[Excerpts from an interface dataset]

*** Begin section ***

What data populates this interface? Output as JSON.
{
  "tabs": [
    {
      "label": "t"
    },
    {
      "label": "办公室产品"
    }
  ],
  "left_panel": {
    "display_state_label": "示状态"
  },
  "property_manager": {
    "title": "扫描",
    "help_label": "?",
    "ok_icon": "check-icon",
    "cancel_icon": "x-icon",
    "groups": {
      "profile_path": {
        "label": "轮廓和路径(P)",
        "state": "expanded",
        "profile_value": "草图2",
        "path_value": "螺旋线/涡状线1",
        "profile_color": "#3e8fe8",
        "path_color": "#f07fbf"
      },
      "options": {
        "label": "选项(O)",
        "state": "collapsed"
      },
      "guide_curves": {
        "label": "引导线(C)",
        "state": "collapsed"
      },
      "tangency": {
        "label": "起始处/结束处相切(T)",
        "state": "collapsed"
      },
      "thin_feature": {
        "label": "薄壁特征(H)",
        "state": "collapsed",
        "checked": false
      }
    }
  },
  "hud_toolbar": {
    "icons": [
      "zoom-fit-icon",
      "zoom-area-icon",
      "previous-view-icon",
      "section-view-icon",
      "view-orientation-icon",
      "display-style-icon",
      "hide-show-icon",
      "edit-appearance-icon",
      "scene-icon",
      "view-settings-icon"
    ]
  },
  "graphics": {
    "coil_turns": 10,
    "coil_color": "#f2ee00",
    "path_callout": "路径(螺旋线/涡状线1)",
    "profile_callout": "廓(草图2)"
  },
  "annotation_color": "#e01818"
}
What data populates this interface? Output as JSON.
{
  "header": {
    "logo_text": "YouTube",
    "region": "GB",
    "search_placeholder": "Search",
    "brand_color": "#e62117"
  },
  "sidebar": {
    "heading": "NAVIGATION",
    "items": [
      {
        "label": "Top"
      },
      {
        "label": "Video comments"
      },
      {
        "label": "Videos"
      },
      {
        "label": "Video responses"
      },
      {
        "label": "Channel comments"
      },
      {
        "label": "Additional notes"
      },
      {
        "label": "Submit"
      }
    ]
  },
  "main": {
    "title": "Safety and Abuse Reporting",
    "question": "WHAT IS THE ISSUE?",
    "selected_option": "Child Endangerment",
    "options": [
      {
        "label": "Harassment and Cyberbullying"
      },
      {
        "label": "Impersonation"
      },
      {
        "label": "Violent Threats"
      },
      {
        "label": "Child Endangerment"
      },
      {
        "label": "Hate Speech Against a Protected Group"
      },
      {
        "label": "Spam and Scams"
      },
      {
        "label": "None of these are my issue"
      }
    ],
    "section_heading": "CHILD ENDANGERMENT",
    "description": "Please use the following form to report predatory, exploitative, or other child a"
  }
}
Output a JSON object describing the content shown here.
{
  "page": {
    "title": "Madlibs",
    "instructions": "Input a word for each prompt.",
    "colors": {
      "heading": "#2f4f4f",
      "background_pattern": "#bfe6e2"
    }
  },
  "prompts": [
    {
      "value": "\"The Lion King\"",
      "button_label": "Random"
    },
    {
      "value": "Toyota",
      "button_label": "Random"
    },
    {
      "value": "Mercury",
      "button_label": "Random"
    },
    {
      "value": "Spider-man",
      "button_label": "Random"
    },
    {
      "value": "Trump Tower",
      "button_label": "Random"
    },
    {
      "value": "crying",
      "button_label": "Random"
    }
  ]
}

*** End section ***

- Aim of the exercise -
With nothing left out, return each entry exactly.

- Solution to the exercise -
What data populates this interface? Output as JSON.
{
  "tabs": [
    {
      "label": "t"
    },
    {
      "label": "办公室产品"
    }
  ],
  "left_panel": {
    "display_state_label": "示状态"
  },
  "property_manager": {
    "title": "扫描",
    "help_label": "?",
    "ok_icon": "check-icon",
    "cancel_icon": "x-icon",
    "groups": {
      "profile_path": {
        "label": "轮廓和路径(P)",
        "state": "expanded",
        "profile_value": "草图2",
        "path_value": "螺旋线/涡状线1",
        "profile_color": "#3e8fe8",
        "path_color": "#f07fbf"
      },
      "options": {
        "label": "选项(O)",
        "state": "collapsed"
      },
      "guide_curves": {
        "label": "引导线(C)",
        "state": "collapsed"
      },
      "tangency": {
        "label": "起始处/结束处相切(T)",
        "state": "collapsed"
      },
      "thin_feature": {
        "label": "薄壁特征(H)",
        "state": "collapsed",
        "checked": false
      }
    }
  },
  "hud_toolbar": {
    "icons": [
      "zoom-fit-icon",
      "zoom-area-icon",
      "previous-view-icon",
      "section-view-icon",
      "view-orientation-icon",
      "display-style-icon",
      "hide-show-icon",
      "edit-appearance-icon",
      "scene-icon",
      "view-settings-icon"
    ]
  },
  "graphics": {
    "coil_turns": 10,
    "coil_color": "#f2ee00",
    "path_callout": "路径(螺旋线/涡状线1)",
    "profile_callout": "廓(草图2)"
  },
  "annotation_color": "#e01818"
}
What data populates this interface? Output as JSON.
{
  "header": {
    "logo_text": "YouTube",
    "region": "GB",
    "search_placeholder": "Search",
    "brand_color": "#e62117"
  },
  "sidebar": {
    "heading": "NAVIGATION",
    "items": [
      {
        "label": "Top"
      },
      {
        "label": "Video comments"
      },
      {
        "label": "Videos"
      },
      {
        "label": "Video responses"
      },
      {
        "label": "Channel comments"
      },
      {
        "label": "Additional notes"
      },
      {
        "label": "Submit"
      }
    ]
  },
  "main": {
    "title": "Safety and Abuse Reporting",
    "question": "WHAT IS THE ISSUE?",
    "selected_option": "Child Endangerment",
    "options": [
      {
        "label": "Harassment and Cyberbullying"
      },
      {
        "label": "Impersonation"
      },
      {
        "label": "Violent Threats"
      },
      {
        "label": "Child Endangerment"
      },
      {
        "label": "Hate Speech Against a Protected Group"
      },
      {
        "label": "Spam and Scams"
      },
      {
        "label": "None of these are my issue"
      }
    ],
    "section_heading": "CHILD ENDANGERMENT",
    "description": "Please use the following form to report predatory, exploitative, or other child a"
  }
}
Output a JSON object describing the content shown here.
{
  "page": {
    "title": "Madlibs",
    "instructions": "Input a word for each prompt.",
    "colors": {
      "heading": "#2f4f4f",
      "background_pattern": "#bfe6e2"
    }
  },
  "prompts": [
    {
      "value": "\"The Lion King\"",
      "button_label": "Random"
    },
    {
      "value": "Toyota",
      "button_label": "Random"
    },
    {
      "value": "Mercury",
      "button_label": "Random"
    },
    {
      "value": "Spider-man",
      "button_label": "Random"
    },
    {
      "value": "Trump Tower",
      "button_label": "Random"
    },
    {
      "value": "crying",
      "button_label": "Random"
    }
  ]
}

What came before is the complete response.